On May 2017, WordPress turned 14 years old. Initially started as a fork of a software called b2, WordPress has grown to be the largest content management system in the world. It currently powers over 28% of the web. Soon, we will see perhaps one of the biggest changes to the core of WordPress: the editor.
At the annual State of the Word in 2016, WordPress co-founder Matt Mullenweg shared his idea of a completely revamped editor. Half a year later, the new editor called Gutenberg is currently in the middle of development. It’s not without reason that it’s named after the man who started the printing revolution. Gutenberg turns the current visual editor in WordPress upside down and replaces it with a new system that is based on blocks. This fundamental change turns the current editor into a way more powerful tool to create rich posts and beautiful layouts, making it easy to do what today might take all sorts of different solutions.
To give you a better understanding of how the new editor works, Matt Mullenweg shared a quick demo video of Gutenberg at WordCamp Europe in Paris:
Together with that video, Matt also announced that Gutenberg is now available as a beta version and everyone is encouraged to test it. Since then, the new editor has already seen many improvements and bug fixes. The team around it plans to ship weekly updates until the editor will eventually be considered for inclusion in WordPress core.
How does this affect my site?
As you may already know, at required we’re very active in the WordPress community. We are currently closely following the development of Gutenberg and actively contributing to it on GitHub. That way, we help making the editor as great as possible and deepen our knowledge of it at the same time. Of course this also helps making sure that our clients’ websites and our many open source WordPress plugins play nicely with it.
Since Gutenberg is such a drastic change to the post editing screen, there are naturally some uncertain aspects to it. Luckily, there’s a growing list of frequently asked questions. Here are the most important ones:
Why should I start using Gutenberg?
Blocks will likely become the main way users interact with content in WordPress. At some point, whatever you want to do, it will probably involve blocks. This means there are less hurdles for you when building your site because there is only one common user interface.

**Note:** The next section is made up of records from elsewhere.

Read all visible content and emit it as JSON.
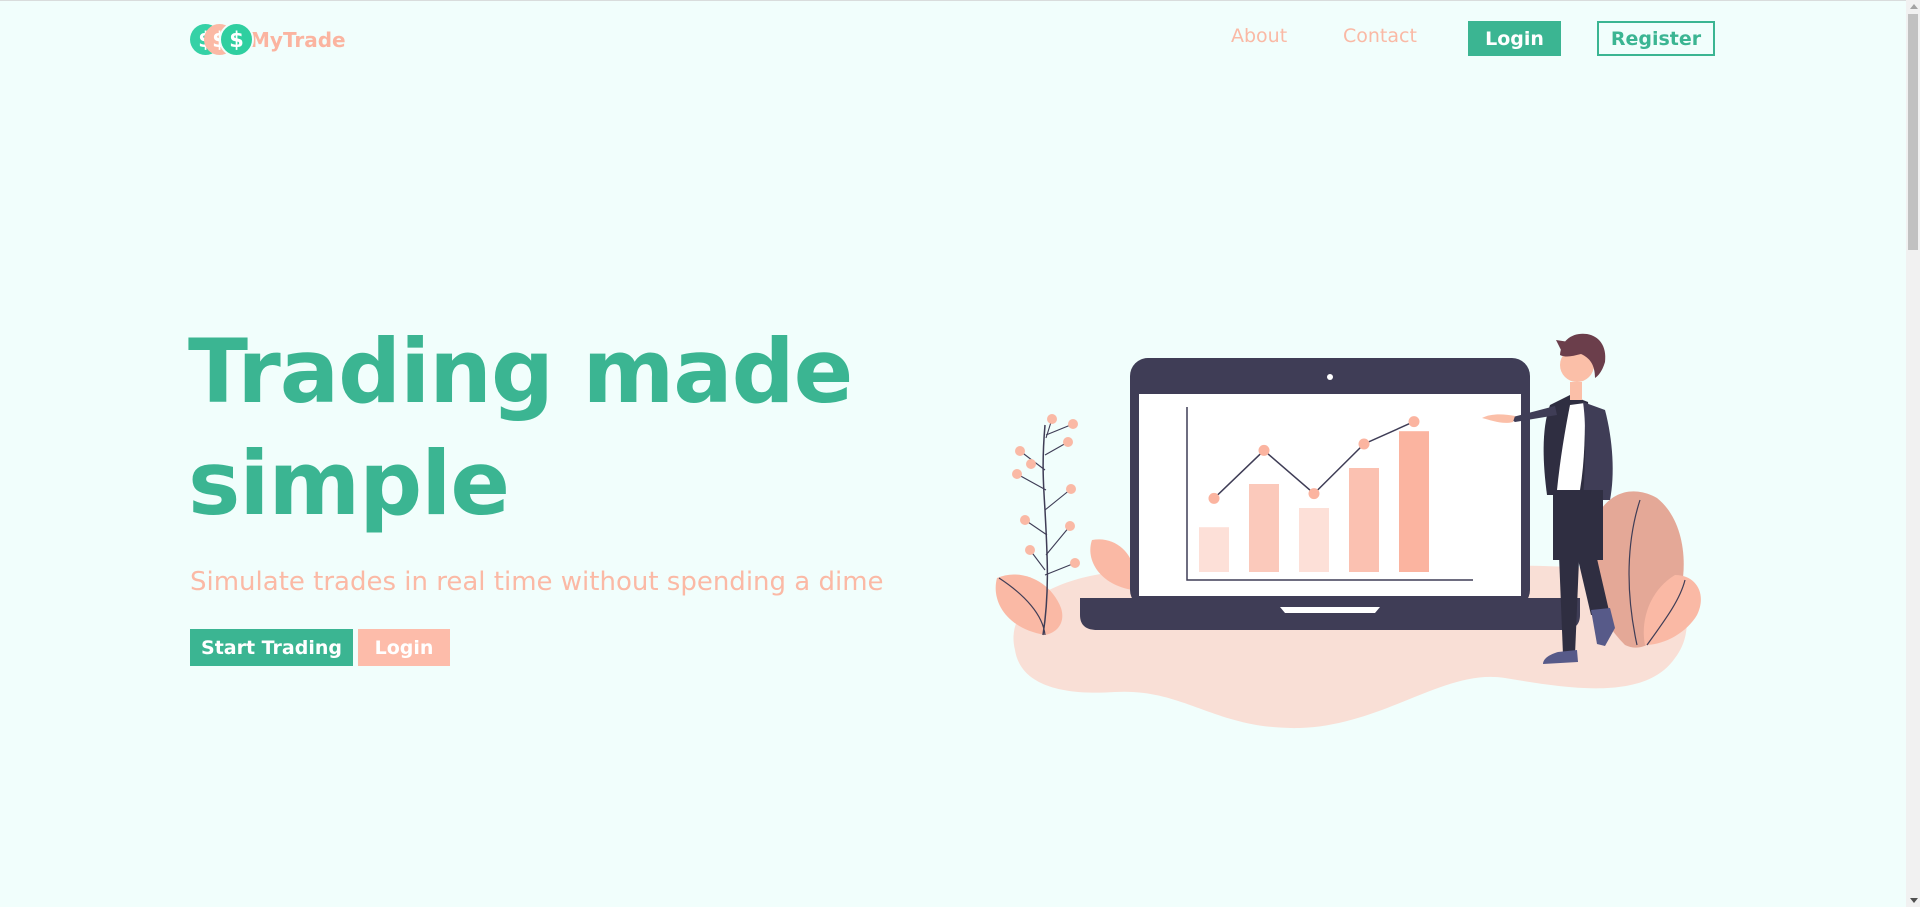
{
  "brand": {
    "name": "MyTrade",
    "icon": "dollar-coins-icon",
    "coin_glyph": "$"
  },
  "nav": {
    "about": "About",
    "contact": "Contact",
    "login": "Login",
    "register": "Register"
  },
  "hero": {
    "title": "Trading made simple",
    "subtitle": "Simulate trades in real time without spending a dime",
    "start_button": "Start Trading",
    "login_button": "Login"
  },
  "illustration": {
    "icon": "person-presenting-chart-on-laptop-illustration",
    "chart_bars": [
      0.28,
      0.55,
      0.4,
      0.65,
      0.88
    ],
    "chart_line": [
      0.46,
      0.76,
      0.49,
      0.8,
      0.94
    ]
  },
  "colors": {
    "primary": "#3bb592",
    "accent": "#fbb9a5",
    "background": "#f1fefc",
    "laptop": "#3f3d56"
  }
}
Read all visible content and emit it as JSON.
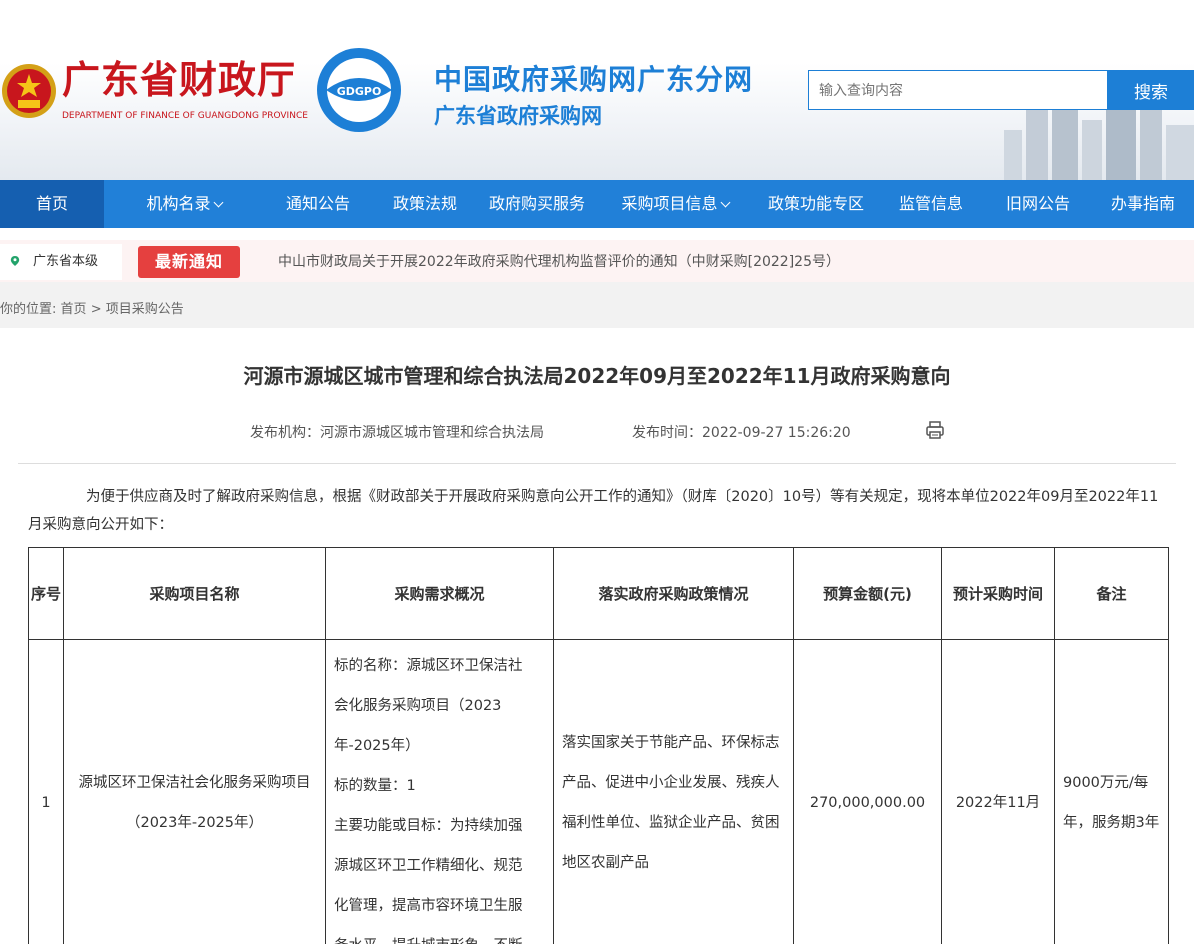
{
  "header": {
    "dept_name_cn": "广东省财政厅",
    "dept_name_en": "DEPARTMENT OF FINANCE OF GUANGDONG PROVINCE",
    "logo_text": "GDGPO",
    "site_title": "中国政府采购网广东分网",
    "site_subtitle": "广东省政府采购网",
    "search_placeholder": "输入查询内容",
    "search_button": "搜索"
  },
  "nav": {
    "items": [
      {
        "label": "首页"
      },
      {
        "label": "机构名录"
      },
      {
        "label": "通知公告"
      },
      {
        "label": "政策法规"
      },
      {
        "label": "政府购买服务"
      },
      {
        "label": "采购项目信息"
      },
      {
        "label": "政策功能专区"
      },
      {
        "label": "监管信息"
      },
      {
        "label": "旧网公告"
      },
      {
        "label": "办事指南"
      }
    ]
  },
  "notice": {
    "region": "广东省本级",
    "badge": "最新通知",
    "text": "中山市财政局关于开展2022年政府采购代理机构监督评价的通知（中财采购[2022]25号）"
  },
  "breadcrumb": {
    "prefix": "你的位置:",
    "home": "首页",
    "separator": ">",
    "current": "项目采购公告"
  },
  "article": {
    "title": "河源市源城区城市管理和综合执法局2022年09月至2022年11月政府采购意向",
    "publisher_label": "发布机构：",
    "publisher": "河源市源城区城市管理和综合执法局",
    "time_label": "发布时间：",
    "time": "2022-09-27 15:26:20",
    "intro": "为便于供应商及时了解政府采购信息，根据《财政部关于开展政府采购意向公开工作的通知》（财库〔2020〕10号）等有关规定，现将本单位2022年09月至2022年11月采购意向公开如下："
  },
  "table": {
    "headers": [
      "序号",
      "采购项目名称",
      "采购需求概况",
      "落实政府采购政策情况",
      "预算金额(元)",
      "预计采购时间",
      "备注"
    ],
    "rows": [
      {
        "no": "1",
        "name": "源城区环卫保洁社会化服务采购项目（2023年-2025年）",
        "demand_lines": [
          "标的名称：源城区环卫保洁社",
          "会化服务采购项目（2023",
          "年-2025年）",
          "标的数量：1",
          "主要功能或目标：为持续加强",
          "源城区环卫工作精细化、规范",
          "化管理，提高市容环境卫生服",
          "务水平，提升城市形象，不断"
        ],
        "policy": "落实国家关于节能产品、环保标志产品、促进中小企业发展、残疾人福利性单位、监狱企业产品、贫困地区农副产品",
        "budget": "270,000,000.00",
        "time": "2022年11月",
        "remark": "9000万元/每年，服务期3年"
      }
    ]
  }
}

Even though Gutenberg is still at an early stage, we believe that it will provide for a superior user experience. The new editor allows us to build solutions on top of WordPress that integrate much better with the platform.
Do I need to do anything to be able to use it?
The plan right now is to include Gutenberg in WordPress 5.0, which means when we update your website (for example as part of our website maintenance services), you’ll get to enjoy Gutenberg right away.
However, for the best experience we recommend updating previous custom-built solutions to leverage all the benefits of the new editor. Third-party WordPress plugins need to do the same, which naturally takes some time.
That being said, if you’re interested in using the future editor of WordPress today, get in touch with us and we will make it happen.
Does Gutenberg offer front end post editing?
No, Gutenberg is a replacement for the post and page editing screens. However, some ideas have been shared to take this one step further as part of the customization focus in WordPress core. The editor essentially lays the foundation for bigger things. A rough roadmap is:
- Post and page editor
- Page template editor
- Site building functionality
Will the editor work in my browser?
WordPress has been always very good at supporting all major browsers, even older ones. Back in April, it was officially announced that WordPress is dropping support for older versions of Internet explorer. That’s why Gutenberg will only work in modern browsers, and Internet Explorer 11.
To sum things up
As we’ve learned now, the WordPress community is actively working on a new post and page editor called Gutenberg. It’s a fundamental change to the existing user interface that paves the way for many more improvements that we’ll see in the future.
Although the new block-based editor is far from finished and it takes some effort to fully support it in existing plugins, the plan is to have it in WordPress core with version 5.0. Just like WordPress, Gutenberg is open source, and we at required are committed to contribute to the software and follow its development.
If you have any unanswered questions or want to try out Gutenberg today, contact us now so we can help.
Header image by Alejandro Slocker.